And I realized in that moment that it would be way harder to sell my clothes to strangers that I don’t like, than to simply give my clothes to people I do like. So…I texted some of my friends pictures of all my favorite clothes and invited them to go shopping. There were a surprising amount of tears during the process…and none of the tears were mine. I actually found myself smiling. It felt so good to give my favorite things away. We have been completely overwhelmed by the incredible generosity of the Body of Christ this week, and it felt great to actually bless someone with my old things.
And the more time I spent giving the things away, the more I began to look down at every shirt and start to think, “This is just…thread.” The kids favorite stuffed animals…that’s just fur. And the beautiful programs from our wedding that I had to throw away? Well, that’s just paper. Pressed trees actually.
And my life is about so much more than pretty threads and pressed trees.
When you are forced to stand in a cemetery and watch your child’s body being lowered into a tiny grave…you know in the deepest places of your being that nothing, nothing, nothing matters like a person’s life. When you’ve lost the most precious thing that can be lost in this life…it feels like nothing to lose your things.
And the terrible reality is that that kind of loss is coming…to all our lives.
We threw away, gave away, or prepared to sell about 80% of our worldly possessions today. We’re going to vacuum pack a few of our most favorite things (like Charlie’s teddy) and supposedly, the mycotoxins will eventually die. You wait five years and then slowly reintroduce things one item at a time. Then, you wait. You wait to regress, or to get healthy. But I don’t want to spend five years trying to get healthy, just so we can maybe get sick again. When you’re a kid…five years is an eternity. And are we really going to keep everything we own in vacuum sealed bags for half a decade?
It was so painful seeing the kids tears over their favorite things, that we eventually had to send them inside. That worked well, right up until Emma yelled down to us from the window…“Mommy! Why are you getting rid of my Bible…that’s God HOLY WORD!” She is Just. So. Great.
But we made it. And we did it. Like people who stand in the ashes of a house full of burned things…we survived the slow burn of mycotoxins, and stood in the ashes of our things today.
And one thing got me through it.
A story about a suitcase. My senior year of college one of my dearest friend’s lost her mom to cancer. She was a wonderful, deep, godly lady. And she gave her kids an incredible treasure one night, when she called them together around her bed and gave her favorite people her favorite things. She passed out jewelry and family treasures, and then she said, “I also wanted to share with you the most precious thing.”
And that’s when she pulled out the suitcase.
When her friends first found out that she was sick, they flew all the way from Germany just to give her a special suitcase. The suitcase was filled with letters from all of the people who had been loved through her life. And at the end of her life, she opened the suitcase and said to her kids, “This suitcase is filled with souls. Live for the souls. They are the only thing you can truly take with you from this place.”

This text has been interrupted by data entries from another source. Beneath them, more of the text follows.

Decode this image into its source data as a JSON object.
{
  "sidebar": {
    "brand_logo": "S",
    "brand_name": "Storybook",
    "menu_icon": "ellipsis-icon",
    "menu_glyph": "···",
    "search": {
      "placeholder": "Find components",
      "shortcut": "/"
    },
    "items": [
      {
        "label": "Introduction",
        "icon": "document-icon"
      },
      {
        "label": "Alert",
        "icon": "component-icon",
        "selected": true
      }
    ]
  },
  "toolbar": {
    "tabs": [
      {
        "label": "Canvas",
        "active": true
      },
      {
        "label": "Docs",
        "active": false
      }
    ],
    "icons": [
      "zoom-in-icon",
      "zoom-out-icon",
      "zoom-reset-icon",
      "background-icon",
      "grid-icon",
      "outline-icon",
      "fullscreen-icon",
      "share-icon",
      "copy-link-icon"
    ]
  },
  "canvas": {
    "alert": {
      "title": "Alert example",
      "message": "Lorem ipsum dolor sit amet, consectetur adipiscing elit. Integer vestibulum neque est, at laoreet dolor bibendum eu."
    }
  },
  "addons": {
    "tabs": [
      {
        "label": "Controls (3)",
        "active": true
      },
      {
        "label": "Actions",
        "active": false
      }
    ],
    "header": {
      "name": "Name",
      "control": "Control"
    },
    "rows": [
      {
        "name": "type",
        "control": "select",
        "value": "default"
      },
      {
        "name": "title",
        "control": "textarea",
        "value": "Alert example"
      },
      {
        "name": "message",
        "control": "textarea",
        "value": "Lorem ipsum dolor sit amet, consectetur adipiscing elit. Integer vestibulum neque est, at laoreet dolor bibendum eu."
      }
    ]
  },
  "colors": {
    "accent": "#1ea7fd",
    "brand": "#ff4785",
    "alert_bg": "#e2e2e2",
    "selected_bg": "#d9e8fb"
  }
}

As we got ready to sell my great-grandma’s antique red chair, all of my favorite childhood toys, and a thousand other paper and thread type things, I just kept thinking of what really mattered. What really makes it into the suitcase I’m packing for Heaven…through Earths’ long days.
The souls of my precious babies I will someday meet.
The souls of the people around me- people like you- as we walk with one another through this long, hard life.
And the souls of the people I have yet to meet.
We each get one suitcase. And I want to fill mine to the brim with what matters. Not papers from my wedding, or love letters from Reid, or stuff from Anthropologie.
But the souls of the the people, whom God has loved through our lives.